### WHAT IS BEING ASKED
Some lines in the records below may hold the word "label"; give the number of those lines and nothing else.

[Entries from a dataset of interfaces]
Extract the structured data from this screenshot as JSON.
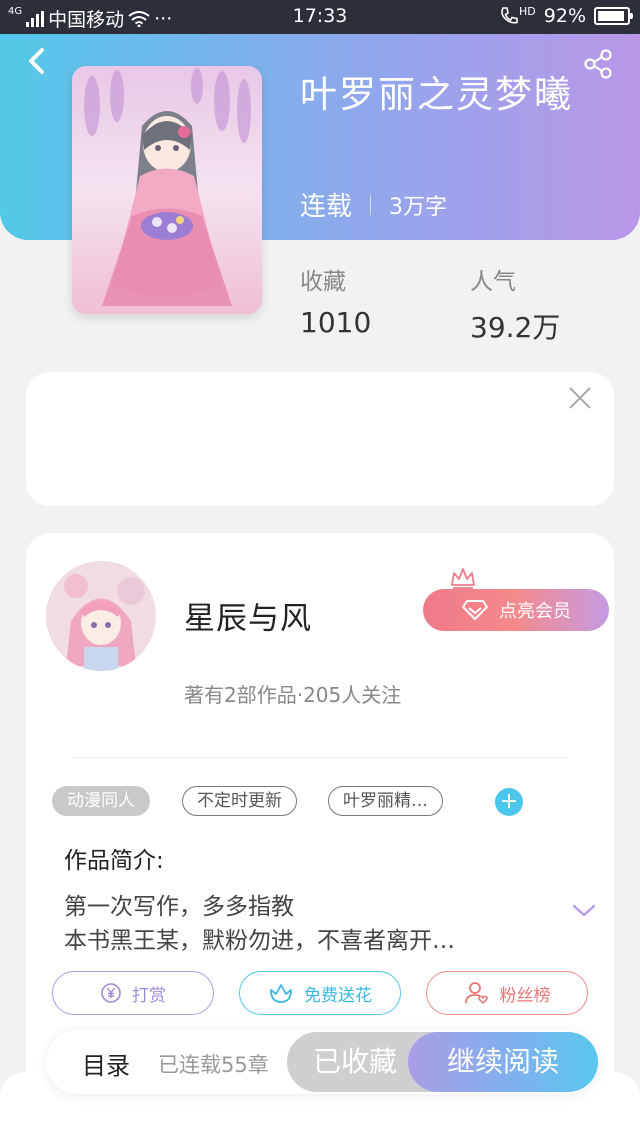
{
  "status_bar": {
    "carrier": "中国移动",
    "network": "4G",
    "extra": "···",
    "time": "17:33",
    "hd": "HD",
    "battery": "92%"
  },
  "book": {
    "title": "叶罗丽之灵梦曦",
    "status": "连载",
    "word_count": "3万字",
    "stats": [
      {
        "label": "收藏",
        "value": "1010"
      },
      {
        "label": "人气",
        "value": "39.2万"
      }
    ]
  },
  "author": {
    "name": "星辰与风",
    "meta": "著有2部作品·205人关注",
    "vip_button": "点亮会员"
  },
  "tags": [
    "动漫同人",
    "不定时更新",
    "叶罗丽精…"
  ],
  "intro": {
    "heading": "作品简介:",
    "lines": [
      "第一次写作，多多指教",
      "本书黑王某，默粉勿进，不喜者离开…"
    ]
  },
  "actions": [
    {
      "label": "打赏"
    },
    {
      "label": "免费送花"
    },
    {
      "label": "粉丝榜"
    }
  ],
  "bottom_bar": {
    "toc": "目录",
    "chapters": "已连载55章",
    "favorited": "已收藏",
    "continue": "继续阅读"
  },
  "colors": {
    "header_gradient_start": "#53c9e9",
    "header_gradient_end": "#b997e8",
    "vip_gradient_start": "#f07a8a",
    "accent_blue": "#4cc6ea"
  }
}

### TASK ANSWER
5